Element data from apps and pages:
╔══

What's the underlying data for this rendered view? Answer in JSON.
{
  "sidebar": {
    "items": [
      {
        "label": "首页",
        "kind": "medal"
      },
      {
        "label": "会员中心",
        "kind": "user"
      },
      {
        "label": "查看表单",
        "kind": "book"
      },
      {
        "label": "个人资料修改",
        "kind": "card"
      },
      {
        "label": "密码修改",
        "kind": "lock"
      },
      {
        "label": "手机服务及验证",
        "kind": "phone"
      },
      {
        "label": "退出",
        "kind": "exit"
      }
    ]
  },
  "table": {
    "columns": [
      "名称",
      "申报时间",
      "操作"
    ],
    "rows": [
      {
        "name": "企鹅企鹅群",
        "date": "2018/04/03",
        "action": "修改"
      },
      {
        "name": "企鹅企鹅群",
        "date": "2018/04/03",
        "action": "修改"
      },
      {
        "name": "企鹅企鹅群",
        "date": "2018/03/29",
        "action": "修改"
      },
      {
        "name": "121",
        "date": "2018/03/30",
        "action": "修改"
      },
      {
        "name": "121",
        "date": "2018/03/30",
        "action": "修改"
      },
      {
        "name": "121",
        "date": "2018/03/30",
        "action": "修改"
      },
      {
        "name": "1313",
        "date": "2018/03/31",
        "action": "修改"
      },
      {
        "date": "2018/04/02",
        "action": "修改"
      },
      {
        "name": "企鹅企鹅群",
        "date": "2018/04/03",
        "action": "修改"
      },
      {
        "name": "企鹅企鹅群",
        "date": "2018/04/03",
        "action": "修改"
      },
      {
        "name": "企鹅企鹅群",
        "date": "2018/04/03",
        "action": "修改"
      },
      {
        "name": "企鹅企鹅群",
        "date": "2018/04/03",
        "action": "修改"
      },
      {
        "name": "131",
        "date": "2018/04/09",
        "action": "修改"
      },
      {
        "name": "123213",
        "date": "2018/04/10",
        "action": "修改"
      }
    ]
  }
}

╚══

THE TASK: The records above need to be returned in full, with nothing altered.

TASK RESULT:
What's the underlying data for this rendered view? Answer in JSON.
{
  "sidebar": {
    "items": [
      {
        "label": "首页",
        "kind": "medal"
      },
      {
        "label": "会员中心",
        "kind": "user"
      },
      {
        "label": "查看表单",
        "kind": "book"
      },
      {
        "label": "个人资料修改",
        "kind": "card"
      },
      {
        "label": "密码修改",
        "kind": "lock"
      },
      {
        "label": "手机服务及验证",
        "kind": "phone"
      },
      {
        "label": "退出",
        "kind": "exit"
      }
    ]
  },
  "table": {
    "columns": [
      "名称",
      "申报时间",
      "操作"
    ],
    "rows": [
      {
        "name": "企鹅企鹅群",
        "date": "2018/04/03",
        "action": "修改"
      },
      {
        "name": "企鹅企鹅群",
        "date": "2018/04/03",
        "action": "修改"
      },
      {
        "name": "企鹅企鹅群",
        "date": "2018/03/29",
        "action": "修改"
      },
      {
        "name": "121",
        "date": "2018/03/30",
        "action": "修改"
      },
      {
        "name": "121",
        "date": "2018/03/30",
        "action": "修改"
      },
      {
        "name": "121",
        "date": "2018/03/30",
        "action": "修改"
      },
      {
        "name": "1313",
        "date": "2018/03/31",
        "action": "修改"
      },
      {
        "date": "2018/04/02",
        "action": "修改"
      },
      {
        "name": "企鹅企鹅群",
        "date": "2018/04/03",
        "action": "修改"
      },
      {
        "name": "企鹅企鹅群",
        "date": "2018/04/03",
        "action": "修改"
      },
      {
        "name": "企鹅企鹅群",
        "date": "2018/04/03",
        "action": "修改"
      },
      {
        "name": "企鹅企鹅群",
        "date": "2018/04/03",
        "action": "修改"
      },
      {
        "name": "131",
        "date": "2018/04/09",
        "action": "修改"
      },
      {
        "name": "123213",
        "date": "2018/04/10",
        "action": "修改"
      }
    ]
  }
}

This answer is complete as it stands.